Get yourself a map, go exploring and stay for a night or 2. A visit to Kinchega National Park and it's beautifully preserved woolshed is a trip you simply must do.
Kinchega National Park, Menindee. Approximately 110kms from Broken Hill
Vehicle entry fee: $8 per vehicle per day.
Menindee is located 1106kms north west of Sydney, 630kms from Adelaide and 800kms from Melbourne.
The 110kms road from Broken Hill is sealed. The road from Menindee to Kinchega is dirt, but easily driveable by non-4WDs.
There is basic shearers quarters accommodation available within the park, as well as camping sites.
I stayed at Burke and Wills Motel in Menindee and can highly recommend it - clean, comfortable and air conditioned.
Just found this article. Quite an eerie place.
I was recommended to visit by friends who had camped there.
While I was in Broken Hill I said to locals we were going there, but many had never heard of it, let alone been there.
This area is quite ecologically vulnerable with the Menindee lakes at very low levels.
Thanks for your images.
It is hard to believe so many people were out there in the middle of nowhere.
Amazing photography and good story - you've brought back heaps of good memories!

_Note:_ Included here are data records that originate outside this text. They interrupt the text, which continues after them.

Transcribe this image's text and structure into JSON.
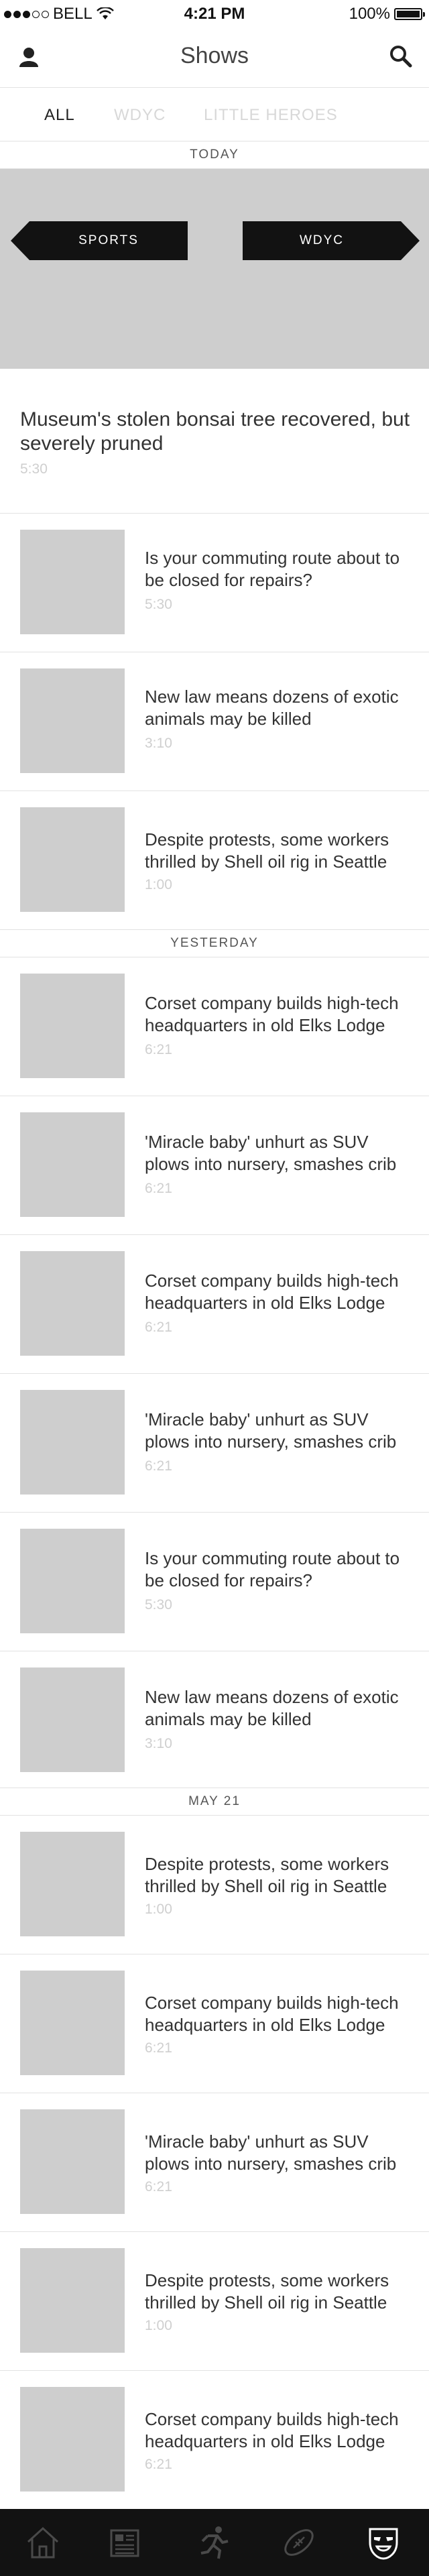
{
  "status_bar": {
    "carrier": "BELL",
    "time": "4:21 PM",
    "battery": "100%"
  },
  "header": {
    "title": "Shows"
  },
  "tabs": [
    {
      "label": "ALL"
    },
    {
      "label": "WDYC"
    },
    {
      "label": "LITTLE HEROES"
    }
  ],
  "sections": {
    "today": "TODAY",
    "yesterday": "YESTERDAY",
    "may21": "MAY 21"
  },
  "hero": {
    "tags": [
      "SPORTS",
      "WDYC"
    ]
  },
  "feature": {
    "title": "Museum's stolen bonsai tree recovered, but severely pruned",
    "time": "5:30"
  },
  "items": [
    {
      "title": "Is your commuting route about to be closed for repairs?",
      "time": "5:30"
    },
    {
      "title": "New law means dozens of exotic animals may be killed",
      "time": "3:10"
    },
    {
      "title": "Despite protests, some workers thrilled by Shell oil rig in Seattle",
      "time": "1:00"
    },
    {
      "title": "Corset company builds high-tech headquarters in old Elks Lodge",
      "time": "6:21"
    },
    {
      "title": "'Miracle baby' unhurt as SUV plows into nursery, smashes crib",
      "time": "6:21"
    },
    {
      "title": "Corset company builds high-tech headquarters in old Elks Lodge",
      "time": "6:21"
    },
    {
      "title": "'Miracle baby' unhurt as SUV plows into nursery, smashes crib",
      "time": "6:21"
    },
    {
      "title": "Is your commuting route about to be closed for repairs?",
      "time": "5:30"
    },
    {
      "title": "New law means dozens of exotic animals may be killed",
      "time": "3:10"
    },
    {
      "title": "Despite protests, some workers thrilled by Shell oil rig in Seattle",
      "time": "1:00"
    },
    {
      "title": "Corset company builds high-tech headquarters in old Elks Lodge",
      "time": "6:21"
    },
    {
      "title": "'Miracle baby' unhurt as SUV plows into nursery, smashes crib",
      "time": "6:21"
    },
    {
      "title": "Despite protests, some workers thrilled by Shell oil rig in Seattle",
      "time": "1:00"
    },
    {
      "title": "Corset company builds high-tech headquarters in old Elks Lodge",
      "time": "6:21"
    }
  ],
  "tab_bar": {
    "items": [
      {
        "icon": "home-icon"
      },
      {
        "icon": "news-icon"
      },
      {
        "icon": "runner-icon"
      },
      {
        "icon": "football-icon"
      },
      {
        "icon": "mask-icon",
        "active": true
      }
    ]
  }
}
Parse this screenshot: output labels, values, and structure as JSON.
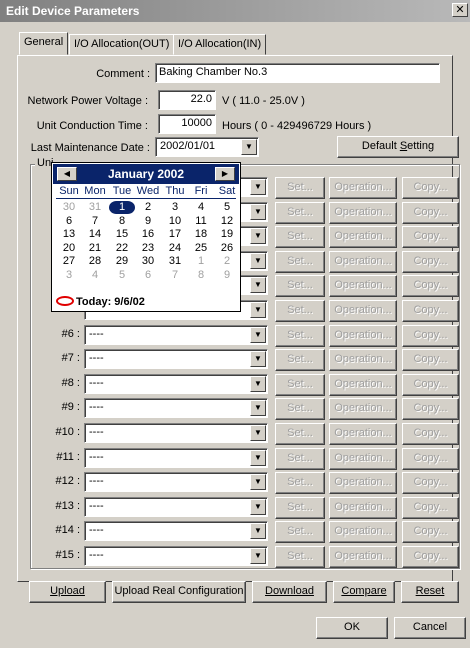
{
  "window": {
    "title": "Edit Device Parameters",
    "close": "✕"
  },
  "tabs": [
    "General",
    "I/O Allocation(OUT)",
    "I/O Allocation(IN)"
  ],
  "fields": {
    "comment_label": "Comment :",
    "comment_value": "Baking Chamber No.3",
    "voltage_label": "Network Power Voltage :",
    "voltage_value": "22.0",
    "voltage_unit": "V ( 11.0 - 25.0V )",
    "conduction_label": "Unit Conduction Time :",
    "conduction_value": "10000",
    "conduction_unit": "Hours ( 0 - 429496729 Hours )",
    "maintenance_label": "Last Maintenance Date :",
    "maintenance_value": "2002/01/01",
    "default_setting": "Default Setting",
    "default_setting_key": "S"
  },
  "units_group": {
    "label": "Uni"
  },
  "unit_rows": [
    {
      "label": "",
      "value": ""
    },
    {
      "label": "",
      "value": ""
    },
    {
      "label": "",
      "value": ""
    },
    {
      "label": "",
      "value": ""
    },
    {
      "label": "",
      "value": ""
    },
    {
      "label": "",
      "value": ""
    },
    {
      "label": "#6 :",
      "value": "----"
    },
    {
      "label": "#7 :",
      "value": "----"
    },
    {
      "label": "#8 :",
      "value": "----"
    },
    {
      "label": "#9 :",
      "value": "----"
    },
    {
      "label": "#10 :",
      "value": "----"
    },
    {
      "label": "#11 :",
      "value": "----"
    },
    {
      "label": "#12 :",
      "value": "----"
    },
    {
      "label": "#13 :",
      "value": "----"
    },
    {
      "label": "#14 :",
      "value": "----"
    },
    {
      "label": "#15 :",
      "value": "----"
    }
  ],
  "row_buttons": {
    "set": "Set...",
    "operation": "Operation...",
    "copy": "Copy..."
  },
  "calendar": {
    "month": "January 2002",
    "day_names": [
      "Sun",
      "Mon",
      "Tue",
      "Wed",
      "Thu",
      "Fri",
      "Sat"
    ],
    "weeks": [
      [
        "30",
        "31",
        "1",
        "2",
        "3",
        "4",
        "5"
      ],
      [
        "6",
        "7",
        "8",
        "9",
        "10",
        "11",
        "12"
      ],
      [
        "13",
        "14",
        "15",
        "16",
        "17",
        "18",
        "19"
      ],
      [
        "20",
        "21",
        "22",
        "23",
        "24",
        "25",
        "26"
      ],
      [
        "27",
        "28",
        "29",
        "30",
        "31",
        "1",
        "2"
      ],
      [
        "3",
        "4",
        "5",
        "6",
        "7",
        "8",
        "9"
      ]
    ],
    "selected": "1",
    "today": "Today: 9/6/02"
  },
  "bottom_buttons": {
    "upload": "Upload",
    "upload_real": "Upload Real Configuration",
    "download": "Download",
    "compare": "Compare",
    "reset": "Reset"
  },
  "dialog_buttons": {
    "ok": "OK",
    "cancel": "Cancel"
  }
}
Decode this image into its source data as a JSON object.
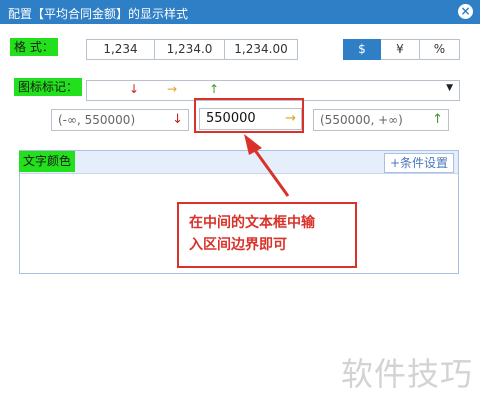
{
  "window": {
    "title": "配置【平均合同金额】的显示样式",
    "close_label": "×"
  },
  "format": {
    "label": "格 式：",
    "number_options": [
      "1,234",
      "1,234.0",
      "1,234.00"
    ],
    "currency_options": [
      "$",
      "¥",
      "%"
    ],
    "selected_currency": "$"
  },
  "chart_mark": {
    "label": "图标标记：",
    "arrows": [
      "↓",
      "→",
      "↑"
    ],
    "arrow_colors": [
      "#c8231c",
      "#e0a020",
      "#3a9a2a"
    ]
  },
  "range": {
    "left_text": "(-∞, 550000)",
    "middle_value": "550000",
    "right_text": "(550000, +∞)"
  },
  "text_color": {
    "label": "文字颜色",
    "condition_button": "+条件设置"
  },
  "annotation": {
    "line1": "在中间的文本框中输",
    "line2": "入区间边界即可"
  },
  "watermark": "软件技巧"
}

I camped in this woolshed many years ago helping some friends doing kangaroo research. Menindee is a magic place that every Ozzie should visit!